Andrew M. Brooks at mutual fund and investment company T. Rowe Price, a says “we’re moving toward a two-tiered marketplace of the high-frequency arbitrage guys, and everyone else. People want to know they have a legitimate shot at getting a fair deal. Otherwise, the markets lose their integrity.”

It seems to me that it was ever thus, the guy who gets the information first has an advantage.

Tim Worstall at the Examiner says the real question should be not "what is high frequency trading?" but "what is the problem with high frequency trading?" to which, he argues, the answer is "nothing".

According to Worstall the problem is not high frequency trading, but "flash trading", and unfortunately even people who ought to know better confuse the two.

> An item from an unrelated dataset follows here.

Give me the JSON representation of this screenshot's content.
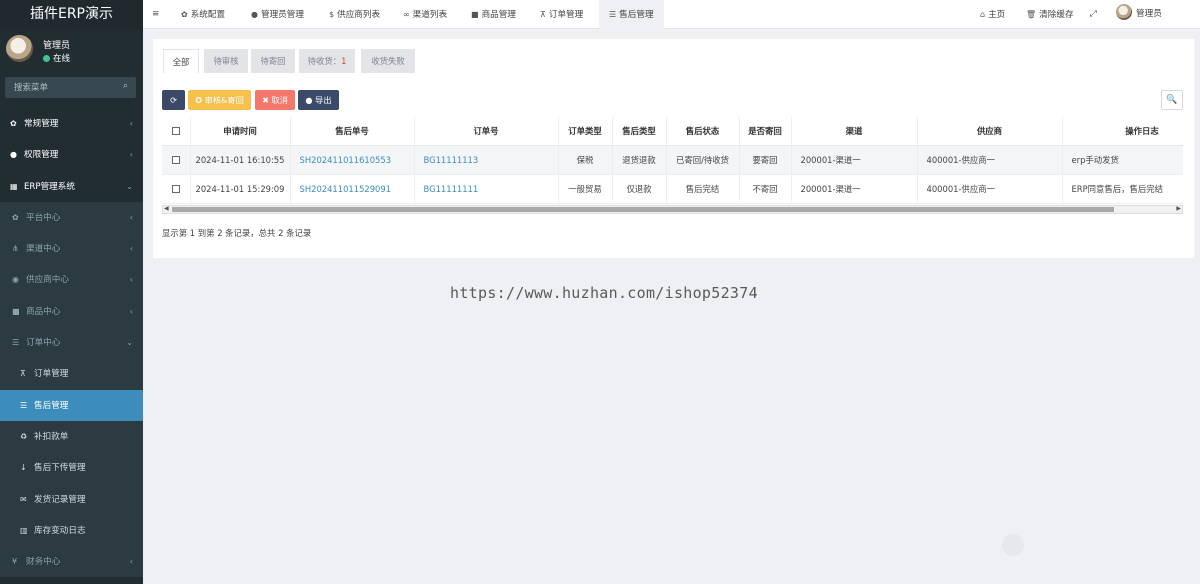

Flash trading allows a trader to get a "peek" at the orders of other traders. It is, says Worstall, this flash trading that is the problem as it allows "front-running" a form of insider knowledge that can give you an advantage and that ought to be illegal.

Flash trading, however, is not high frequency trading or arbitrage trading.

High speed trading is just another form of arbitrage (buying something cheap in one place and selling it for more in another place). With high speed trading the trades are carried out so fast that the actual physical proximity of the computers involved to the computers on the stock exchange is a factor. Firms with computers right next door to the stock exchange can trade faster than firms with computers further away.

You would think that the Securities and Exchange Commission would know the difference between high frequency trading and flash trading but apparently they don't as the ban they have proposed covers both high frequency and flash trading. Ah well it's nice to know that idiots can make money too, there's hope for me yet !